Whenever we head to a fishery that’s exclusively smallmouth, like this week’s Bassmaster Elite Series event, we talk about removing all the largemouth tackle from our boats. Well, I want to tell you about some of the things I’ve added to my boat for the tournament on St. Clair.

Bait selection is pretty simple and I’ve talked about that before — it’s basically the same stuff I’ve always used up here. But my additions for St. Clair are things that’ll help me handle the operational side of this fishery.

1. Butt Seat: Throughout the year, I never fish with this, but when you’re dealing with big waves, you need something to lean against; not necessarily sitting down, but just something to bear your weight and prevent you from falling down or falling out.

2. Extra Bilge Pump: I have two in my boat, but for this event, I carry an extra one that wires up for use in the cockpit. This is just a safety precaution to make sure I never have a problem getting water out of the boat if I take a big wave over the bow. 

3. 4-Blade Prop: The advantages in slick water are better hole shot and bow lift, but in the big water, it’s about your ability to get on top of the waves and react quickly. The longer it takes you to get up, the more water you’re going to have coming over the side. 

When you’re in those waves, the way that 4-blade prop reacts quicker to your throttle movement, it lets you drive with better control. When you see those waves coming, you’re anticipating whether you need to speed up or slow down to get the spacing right without getting wet.
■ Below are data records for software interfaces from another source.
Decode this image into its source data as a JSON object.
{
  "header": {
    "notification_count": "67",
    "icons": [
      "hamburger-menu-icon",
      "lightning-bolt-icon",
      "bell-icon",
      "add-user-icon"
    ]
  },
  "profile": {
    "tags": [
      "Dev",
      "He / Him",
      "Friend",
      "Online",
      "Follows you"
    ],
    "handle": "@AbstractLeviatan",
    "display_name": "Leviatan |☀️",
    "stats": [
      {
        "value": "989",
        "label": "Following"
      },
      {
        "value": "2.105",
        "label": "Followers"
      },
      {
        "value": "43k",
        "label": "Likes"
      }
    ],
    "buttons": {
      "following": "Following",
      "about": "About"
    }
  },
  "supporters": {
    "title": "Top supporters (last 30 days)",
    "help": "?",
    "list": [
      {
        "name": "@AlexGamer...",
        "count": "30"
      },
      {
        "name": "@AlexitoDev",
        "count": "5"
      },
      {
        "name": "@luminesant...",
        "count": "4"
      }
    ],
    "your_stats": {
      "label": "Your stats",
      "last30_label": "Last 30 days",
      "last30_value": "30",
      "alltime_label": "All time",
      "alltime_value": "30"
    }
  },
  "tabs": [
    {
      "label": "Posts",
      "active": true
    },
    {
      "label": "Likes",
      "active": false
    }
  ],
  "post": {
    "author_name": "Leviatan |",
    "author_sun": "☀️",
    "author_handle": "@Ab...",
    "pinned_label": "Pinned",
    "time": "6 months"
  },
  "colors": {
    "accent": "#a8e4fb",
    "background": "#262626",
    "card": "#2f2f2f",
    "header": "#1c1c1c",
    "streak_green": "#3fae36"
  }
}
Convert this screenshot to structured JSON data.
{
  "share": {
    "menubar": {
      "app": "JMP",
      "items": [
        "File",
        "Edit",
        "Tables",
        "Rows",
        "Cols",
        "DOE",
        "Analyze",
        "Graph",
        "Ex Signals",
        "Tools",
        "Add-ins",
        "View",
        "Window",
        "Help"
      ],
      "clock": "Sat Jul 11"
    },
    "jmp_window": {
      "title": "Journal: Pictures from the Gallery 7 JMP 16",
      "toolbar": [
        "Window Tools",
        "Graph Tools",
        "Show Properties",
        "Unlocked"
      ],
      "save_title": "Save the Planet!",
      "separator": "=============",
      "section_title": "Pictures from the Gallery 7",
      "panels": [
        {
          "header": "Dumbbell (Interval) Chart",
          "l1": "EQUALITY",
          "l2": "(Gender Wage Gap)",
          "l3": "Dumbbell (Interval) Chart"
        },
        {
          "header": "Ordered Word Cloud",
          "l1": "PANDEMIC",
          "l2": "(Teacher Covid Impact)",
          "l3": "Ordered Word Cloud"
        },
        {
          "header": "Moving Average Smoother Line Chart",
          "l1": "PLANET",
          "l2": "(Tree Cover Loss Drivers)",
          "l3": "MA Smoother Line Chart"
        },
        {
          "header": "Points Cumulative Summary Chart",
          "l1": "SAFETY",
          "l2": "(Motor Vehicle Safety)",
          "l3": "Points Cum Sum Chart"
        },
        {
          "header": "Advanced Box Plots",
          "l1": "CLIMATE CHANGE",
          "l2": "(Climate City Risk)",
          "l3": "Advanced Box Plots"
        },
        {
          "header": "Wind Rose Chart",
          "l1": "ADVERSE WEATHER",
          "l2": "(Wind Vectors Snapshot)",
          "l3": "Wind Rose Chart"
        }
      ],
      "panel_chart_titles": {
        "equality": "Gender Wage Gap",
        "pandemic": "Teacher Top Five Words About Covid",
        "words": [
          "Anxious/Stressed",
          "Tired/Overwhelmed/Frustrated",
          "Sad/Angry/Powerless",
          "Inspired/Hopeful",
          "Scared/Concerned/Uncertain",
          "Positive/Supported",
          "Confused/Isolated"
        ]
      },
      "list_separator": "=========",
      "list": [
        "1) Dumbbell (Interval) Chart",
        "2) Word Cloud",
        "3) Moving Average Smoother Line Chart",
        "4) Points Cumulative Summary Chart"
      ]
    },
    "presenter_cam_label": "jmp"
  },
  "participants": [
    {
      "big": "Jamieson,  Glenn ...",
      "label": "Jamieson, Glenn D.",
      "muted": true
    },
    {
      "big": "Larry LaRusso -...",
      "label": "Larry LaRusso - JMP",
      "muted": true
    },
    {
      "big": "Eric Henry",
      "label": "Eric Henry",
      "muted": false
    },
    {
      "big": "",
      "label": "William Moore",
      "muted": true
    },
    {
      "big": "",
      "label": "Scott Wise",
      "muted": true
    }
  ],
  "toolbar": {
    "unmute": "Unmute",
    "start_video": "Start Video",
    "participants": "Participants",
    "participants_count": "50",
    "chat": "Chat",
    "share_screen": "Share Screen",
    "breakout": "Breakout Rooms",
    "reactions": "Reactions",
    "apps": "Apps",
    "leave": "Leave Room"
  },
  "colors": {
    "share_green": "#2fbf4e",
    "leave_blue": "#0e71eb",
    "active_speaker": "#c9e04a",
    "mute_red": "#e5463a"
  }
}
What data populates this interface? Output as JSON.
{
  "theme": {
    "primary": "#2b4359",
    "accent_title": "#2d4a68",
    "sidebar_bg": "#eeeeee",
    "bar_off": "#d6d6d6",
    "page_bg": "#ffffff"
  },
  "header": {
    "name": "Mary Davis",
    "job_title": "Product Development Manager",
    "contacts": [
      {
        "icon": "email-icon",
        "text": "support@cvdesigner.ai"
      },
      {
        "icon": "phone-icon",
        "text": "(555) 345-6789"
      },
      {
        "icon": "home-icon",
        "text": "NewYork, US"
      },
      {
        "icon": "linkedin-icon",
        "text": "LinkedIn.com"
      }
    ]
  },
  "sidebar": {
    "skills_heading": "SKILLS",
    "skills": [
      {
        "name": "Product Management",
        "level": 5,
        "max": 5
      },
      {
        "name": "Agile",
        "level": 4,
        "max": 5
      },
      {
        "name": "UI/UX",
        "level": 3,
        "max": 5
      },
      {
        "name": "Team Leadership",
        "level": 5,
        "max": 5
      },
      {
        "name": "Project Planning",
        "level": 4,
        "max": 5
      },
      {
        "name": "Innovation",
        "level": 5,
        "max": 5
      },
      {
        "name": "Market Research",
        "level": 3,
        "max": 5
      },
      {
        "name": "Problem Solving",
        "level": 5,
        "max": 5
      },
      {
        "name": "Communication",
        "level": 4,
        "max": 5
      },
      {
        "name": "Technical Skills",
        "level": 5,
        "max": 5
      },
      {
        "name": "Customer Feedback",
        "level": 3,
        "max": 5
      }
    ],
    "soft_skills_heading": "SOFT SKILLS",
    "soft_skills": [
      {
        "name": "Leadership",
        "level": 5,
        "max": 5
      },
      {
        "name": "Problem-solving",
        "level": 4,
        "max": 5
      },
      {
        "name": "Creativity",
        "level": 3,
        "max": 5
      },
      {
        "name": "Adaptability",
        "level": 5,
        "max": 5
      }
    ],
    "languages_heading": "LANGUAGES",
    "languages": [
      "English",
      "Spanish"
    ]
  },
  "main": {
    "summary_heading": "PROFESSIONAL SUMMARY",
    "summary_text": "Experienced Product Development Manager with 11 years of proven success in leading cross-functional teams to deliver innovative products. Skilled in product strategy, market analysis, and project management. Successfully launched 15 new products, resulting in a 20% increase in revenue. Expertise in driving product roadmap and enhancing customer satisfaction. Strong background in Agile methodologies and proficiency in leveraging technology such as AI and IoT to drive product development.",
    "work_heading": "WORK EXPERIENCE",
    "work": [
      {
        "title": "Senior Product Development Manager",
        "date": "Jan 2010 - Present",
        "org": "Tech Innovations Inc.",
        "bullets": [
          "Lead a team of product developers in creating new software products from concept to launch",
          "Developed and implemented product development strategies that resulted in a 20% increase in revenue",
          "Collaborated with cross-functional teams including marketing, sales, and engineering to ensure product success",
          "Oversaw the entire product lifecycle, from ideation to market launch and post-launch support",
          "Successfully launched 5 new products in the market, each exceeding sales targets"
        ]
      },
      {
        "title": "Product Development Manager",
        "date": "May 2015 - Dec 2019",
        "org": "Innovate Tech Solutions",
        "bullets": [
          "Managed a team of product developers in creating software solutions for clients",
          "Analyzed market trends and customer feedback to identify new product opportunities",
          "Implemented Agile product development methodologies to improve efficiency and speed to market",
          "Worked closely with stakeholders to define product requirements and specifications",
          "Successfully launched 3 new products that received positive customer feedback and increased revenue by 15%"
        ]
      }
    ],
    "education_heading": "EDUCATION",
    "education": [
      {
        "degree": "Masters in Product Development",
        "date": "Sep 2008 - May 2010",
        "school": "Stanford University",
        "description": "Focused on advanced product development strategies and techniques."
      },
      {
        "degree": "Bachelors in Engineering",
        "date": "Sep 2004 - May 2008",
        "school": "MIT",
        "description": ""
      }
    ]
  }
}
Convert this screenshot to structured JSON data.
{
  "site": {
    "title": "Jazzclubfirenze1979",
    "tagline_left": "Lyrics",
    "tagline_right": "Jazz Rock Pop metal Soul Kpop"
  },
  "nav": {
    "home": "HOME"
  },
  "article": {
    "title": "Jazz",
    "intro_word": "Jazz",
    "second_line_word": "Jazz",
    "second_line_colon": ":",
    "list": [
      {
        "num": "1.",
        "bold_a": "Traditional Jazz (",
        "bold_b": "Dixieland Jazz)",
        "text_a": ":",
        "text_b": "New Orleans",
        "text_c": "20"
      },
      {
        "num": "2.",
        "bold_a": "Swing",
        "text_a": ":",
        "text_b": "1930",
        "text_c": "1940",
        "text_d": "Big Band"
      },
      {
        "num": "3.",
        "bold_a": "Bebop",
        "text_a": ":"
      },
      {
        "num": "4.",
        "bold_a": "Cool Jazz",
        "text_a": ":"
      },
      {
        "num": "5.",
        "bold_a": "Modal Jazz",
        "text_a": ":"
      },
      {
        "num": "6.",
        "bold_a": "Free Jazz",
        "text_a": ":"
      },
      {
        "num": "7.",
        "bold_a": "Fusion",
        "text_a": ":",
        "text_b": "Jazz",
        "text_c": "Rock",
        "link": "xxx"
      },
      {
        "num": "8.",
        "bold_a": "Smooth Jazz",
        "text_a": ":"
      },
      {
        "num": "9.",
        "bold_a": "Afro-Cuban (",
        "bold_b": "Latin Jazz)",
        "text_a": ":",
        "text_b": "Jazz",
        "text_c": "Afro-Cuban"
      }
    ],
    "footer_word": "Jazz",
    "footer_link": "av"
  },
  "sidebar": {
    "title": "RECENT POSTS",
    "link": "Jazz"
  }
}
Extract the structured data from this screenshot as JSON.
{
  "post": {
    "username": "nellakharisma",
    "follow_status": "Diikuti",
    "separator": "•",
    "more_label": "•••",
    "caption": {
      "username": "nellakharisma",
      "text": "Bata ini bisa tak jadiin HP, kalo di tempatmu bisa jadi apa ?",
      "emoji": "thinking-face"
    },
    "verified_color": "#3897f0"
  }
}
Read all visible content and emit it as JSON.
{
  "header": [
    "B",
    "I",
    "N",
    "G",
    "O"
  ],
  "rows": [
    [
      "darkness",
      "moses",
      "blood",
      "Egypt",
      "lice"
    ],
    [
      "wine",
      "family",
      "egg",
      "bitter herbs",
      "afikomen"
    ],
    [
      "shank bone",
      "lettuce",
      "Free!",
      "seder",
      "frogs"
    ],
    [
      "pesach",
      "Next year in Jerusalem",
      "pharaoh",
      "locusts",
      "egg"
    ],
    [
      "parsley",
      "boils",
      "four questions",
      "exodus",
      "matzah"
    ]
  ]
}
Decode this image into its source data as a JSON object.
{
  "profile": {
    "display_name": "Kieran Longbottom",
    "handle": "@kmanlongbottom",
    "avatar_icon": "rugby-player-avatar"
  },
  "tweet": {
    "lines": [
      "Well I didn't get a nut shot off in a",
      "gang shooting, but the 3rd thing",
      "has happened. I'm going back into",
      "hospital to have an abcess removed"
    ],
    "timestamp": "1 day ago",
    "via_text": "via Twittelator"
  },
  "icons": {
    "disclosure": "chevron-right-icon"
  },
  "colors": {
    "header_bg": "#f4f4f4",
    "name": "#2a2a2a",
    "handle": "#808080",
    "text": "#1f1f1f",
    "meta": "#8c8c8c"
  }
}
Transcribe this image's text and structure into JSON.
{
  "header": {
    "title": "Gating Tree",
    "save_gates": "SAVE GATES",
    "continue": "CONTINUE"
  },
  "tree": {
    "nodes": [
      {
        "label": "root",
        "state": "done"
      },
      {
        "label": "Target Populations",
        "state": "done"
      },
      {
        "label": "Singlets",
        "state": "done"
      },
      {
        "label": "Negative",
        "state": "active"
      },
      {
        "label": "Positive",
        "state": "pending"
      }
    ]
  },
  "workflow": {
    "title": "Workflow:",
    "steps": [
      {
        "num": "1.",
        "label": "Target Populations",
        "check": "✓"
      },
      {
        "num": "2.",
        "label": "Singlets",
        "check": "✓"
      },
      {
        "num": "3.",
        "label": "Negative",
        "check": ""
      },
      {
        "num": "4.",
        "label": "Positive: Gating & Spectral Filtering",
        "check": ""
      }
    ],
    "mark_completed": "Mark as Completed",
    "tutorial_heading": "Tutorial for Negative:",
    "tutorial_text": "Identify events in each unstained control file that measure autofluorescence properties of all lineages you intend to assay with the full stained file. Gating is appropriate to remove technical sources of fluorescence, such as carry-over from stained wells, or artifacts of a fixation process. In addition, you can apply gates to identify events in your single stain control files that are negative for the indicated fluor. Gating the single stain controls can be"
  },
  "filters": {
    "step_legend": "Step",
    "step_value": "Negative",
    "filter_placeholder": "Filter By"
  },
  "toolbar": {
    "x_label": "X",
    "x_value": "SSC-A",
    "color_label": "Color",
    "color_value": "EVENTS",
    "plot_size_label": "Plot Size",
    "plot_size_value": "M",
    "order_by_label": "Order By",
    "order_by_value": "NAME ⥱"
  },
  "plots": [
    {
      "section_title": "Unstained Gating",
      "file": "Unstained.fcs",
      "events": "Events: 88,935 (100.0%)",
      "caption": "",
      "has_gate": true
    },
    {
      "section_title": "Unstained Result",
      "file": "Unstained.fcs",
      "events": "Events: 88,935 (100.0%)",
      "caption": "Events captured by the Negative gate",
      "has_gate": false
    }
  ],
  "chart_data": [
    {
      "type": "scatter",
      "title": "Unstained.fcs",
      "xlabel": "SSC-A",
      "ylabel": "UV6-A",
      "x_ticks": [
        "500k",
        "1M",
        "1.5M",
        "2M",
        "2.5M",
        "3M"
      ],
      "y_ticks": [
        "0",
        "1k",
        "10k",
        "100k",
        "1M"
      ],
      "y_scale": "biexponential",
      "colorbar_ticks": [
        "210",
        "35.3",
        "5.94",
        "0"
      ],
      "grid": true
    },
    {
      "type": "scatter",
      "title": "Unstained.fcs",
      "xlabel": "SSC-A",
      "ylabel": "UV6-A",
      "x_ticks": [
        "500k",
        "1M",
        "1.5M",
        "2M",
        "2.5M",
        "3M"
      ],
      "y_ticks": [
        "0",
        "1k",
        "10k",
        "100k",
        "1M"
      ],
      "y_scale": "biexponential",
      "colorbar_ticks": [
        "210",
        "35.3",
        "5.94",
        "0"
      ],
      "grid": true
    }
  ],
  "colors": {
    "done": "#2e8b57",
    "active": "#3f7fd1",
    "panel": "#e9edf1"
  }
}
I’ve run the new Fury 4-blade prop all year, because we’ve been on a lot of rough water this year. At first, I wasn’t really convinced about the advantages other anglers were claiming, but once I started using this prop, my boat’s performance in rough water was like night and day. Now, it would be really hard for me to go to big water and get around like I need to. 

4. Power-Pole Drift Paddles: These are important for controlled presentations. A mile and a half an hour is about the maximum speed you want for a drift, but a mile an hour is where I want to be when I’m looking. Without Power-Poles, you’re going to drift 3-3.5 mph in those big waves but with them, you can drop down to 2, maybe 1.7 mph. With the Drift Paddles, you can get down below 1 mph.

Here’s a tip that’ll help you make the most of your opportunities: Most people like to drift with the waves, but I like to drift crossways. If I was going with the waves and I pass over a fish on my trolling motor, he’s under the boat and then he’s under my engine. So, if I see one, he’s underneath the boat.

I don’t like that, so I want to drift at an angle or sideways. That way, if I go over a fish it lets me fish in open water. I do that by using one Power-Pole Drift Paddle, which makes the boat turn so I drift sideways and anything under the trolling motor is fresh.

I’m hoping that all of these advantages will come together and help me dial in some key areas that I can leverage during the tournament. The good thing is I can fish a lot more relaxed because I have my Classic spot secured. Of course I want to do well in this event so I can advance as high as possible in the Toyota Bassmaster Angler of the Year standings, and if the opportunity arises, I definitely want to put myself in position to take over the lead.

I’ll have to see how it all unfolds on St. Clair, but you can bet I’ve done all I can do to give myself the right tools to get the job done.